#### Exercise aim
Print every line below. Match each one exactly.

#### Data shown
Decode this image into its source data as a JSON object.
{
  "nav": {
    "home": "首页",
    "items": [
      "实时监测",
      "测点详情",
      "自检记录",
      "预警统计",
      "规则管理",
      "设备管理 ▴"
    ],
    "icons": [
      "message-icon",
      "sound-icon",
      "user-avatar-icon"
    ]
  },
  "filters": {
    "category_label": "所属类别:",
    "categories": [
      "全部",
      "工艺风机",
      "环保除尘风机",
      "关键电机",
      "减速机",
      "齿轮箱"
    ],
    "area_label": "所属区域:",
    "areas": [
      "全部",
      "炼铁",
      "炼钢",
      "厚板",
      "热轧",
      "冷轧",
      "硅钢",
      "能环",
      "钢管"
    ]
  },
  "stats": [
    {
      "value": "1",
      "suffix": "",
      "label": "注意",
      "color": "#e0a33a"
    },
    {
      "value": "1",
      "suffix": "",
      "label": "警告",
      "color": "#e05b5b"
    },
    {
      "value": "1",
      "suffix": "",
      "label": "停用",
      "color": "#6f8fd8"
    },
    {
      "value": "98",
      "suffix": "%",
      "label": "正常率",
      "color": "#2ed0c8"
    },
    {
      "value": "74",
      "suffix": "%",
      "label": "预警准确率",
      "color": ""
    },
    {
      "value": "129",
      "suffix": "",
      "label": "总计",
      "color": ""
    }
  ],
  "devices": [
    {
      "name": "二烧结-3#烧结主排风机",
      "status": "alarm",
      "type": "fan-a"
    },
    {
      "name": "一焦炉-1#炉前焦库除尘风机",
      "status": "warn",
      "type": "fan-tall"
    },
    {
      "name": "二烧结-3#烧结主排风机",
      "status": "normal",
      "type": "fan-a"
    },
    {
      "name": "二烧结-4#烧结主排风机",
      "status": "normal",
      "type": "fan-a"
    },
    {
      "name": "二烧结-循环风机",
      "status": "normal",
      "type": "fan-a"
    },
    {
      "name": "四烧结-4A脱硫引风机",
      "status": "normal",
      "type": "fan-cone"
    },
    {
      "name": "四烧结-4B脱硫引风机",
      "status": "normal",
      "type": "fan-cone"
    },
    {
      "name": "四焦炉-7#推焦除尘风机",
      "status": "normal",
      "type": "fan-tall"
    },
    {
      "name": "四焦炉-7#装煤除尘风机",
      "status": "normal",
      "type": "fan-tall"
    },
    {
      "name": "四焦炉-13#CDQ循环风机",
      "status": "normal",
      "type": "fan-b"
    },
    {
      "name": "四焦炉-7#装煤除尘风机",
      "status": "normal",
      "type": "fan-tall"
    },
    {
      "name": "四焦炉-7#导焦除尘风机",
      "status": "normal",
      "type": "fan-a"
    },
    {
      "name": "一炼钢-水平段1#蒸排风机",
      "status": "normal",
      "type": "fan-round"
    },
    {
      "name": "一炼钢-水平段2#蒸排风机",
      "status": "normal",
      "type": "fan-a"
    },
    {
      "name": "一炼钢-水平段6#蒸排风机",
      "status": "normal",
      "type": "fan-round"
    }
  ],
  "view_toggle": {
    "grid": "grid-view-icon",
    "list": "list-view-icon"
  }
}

#### Result of this task
Decode this image into its source data as a JSON object.
{
  "nav": {
    "home": "首页",
    "items": [
      "实时监测",
      "测点详情",
      "自检记录",
      "预警统计",
      "规则管理",
      "设备管理 ▴"
    ],
    "icons": [
      "message-icon",
      "sound-icon",
      "user-avatar-icon"
    ]
  },
  "filters": {
    "category_label": "所属类别:",
    "categories": [
      "全部",
      "工艺风机",
      "环保除尘风机",
      "关键电机",
      "减速机",
      "齿轮箱"
    ],
    "area_label": "所属区域:",
    "areas": [
      "全部",
      "炼铁",
      "炼钢",
      "厚板",
      "热轧",
      "冷轧",
      "硅钢",
      "能环",
      "钢管"
    ]
  },
  "stats": [
    {
      "value": "1",
      "suffix": "",
      "label": "注意",
      "color": "#e0a33a"
    },
    {
      "value": "1",
      "suffix": "",
      "label": "警告",
      "color": "#e05b5b"
    },
    {
      "value": "1",
      "suffix": "",
      "label": "停用",
      "color": "#6f8fd8"
    },
    {
      "value": "98",
      "suffix": "%",
      "label": "正常率",
      "color": "#2ed0c8"
    },
    {
      "value": "74",
      "suffix": "%",
      "label": "预警准确率",
      "color": ""
    },
    {
      "value": "129",
      "suffix": "",
      "label": "总计",
      "color": ""
    }
  ],
  "devices": [
    {
      "name": "二烧结-3#烧结主排风机",
      "status": "alarm",
      "type": "fan-a"
    },
    {
      "name": "一焦炉-1#炉前焦库除尘风机",
      "status": "warn",
      "type": "fan-tall"
    },
    {
      "name": "二烧结-3#烧结主排风机",
      "status": "normal",
      "type": "fan-a"
    },
    {
      "name": "二烧结-4#烧结主排风机",
      "status": "normal",
      "type": "fan-a"
    },
    {
      "name": "二烧结-循环风机",
      "status": "normal",
      "type": "fan-a"
    },
    {
      "name": "四烧结-4A脱硫引风机",
      "status": "normal",
      "type": "fan-cone"
    },
    {
      "name": "四烧结-4B脱硫引风机",
      "status": "normal",
      "type": "fan-cone"
    },
    {
      "name": "四焦炉-7#推焦除尘风机",
      "status": "normal",
      "type": "fan-tall"
    },
    {
      "name": "四焦炉-7#装煤除尘风机",
      "status": "normal",
      "type": "fan-tall"
    },
    {
      "name": "四焦炉-13#CDQ循环风机",
      "status": "normal",
      "type": "fan-b"
    },
    {
      "name": "四焦炉-7#装煤除尘风机",
      "status": "normal",
      "type": "fan-tall"
    },
    {
      "name": "四焦炉-7#导焦除尘风机",
      "status": "normal",
      "type": "fan-a"
    },
    {
      "name": "一炼钢-水平段1#蒸排风机",
      "status": "normal",
      "type": "fan-round"
    },
    {
      "name": "一炼钢-水平段2#蒸排风机",
      "status": "normal",
      "type": "fan-a"
    },
    {
      "name": "一炼钢-水平段6#蒸排风机",
      "status": "normal",
      "type": "fan-round"
    }
  ],
  "view_toggle": {
    "grid": "grid-view-icon",
    "list": "list-view-icon"
  }
}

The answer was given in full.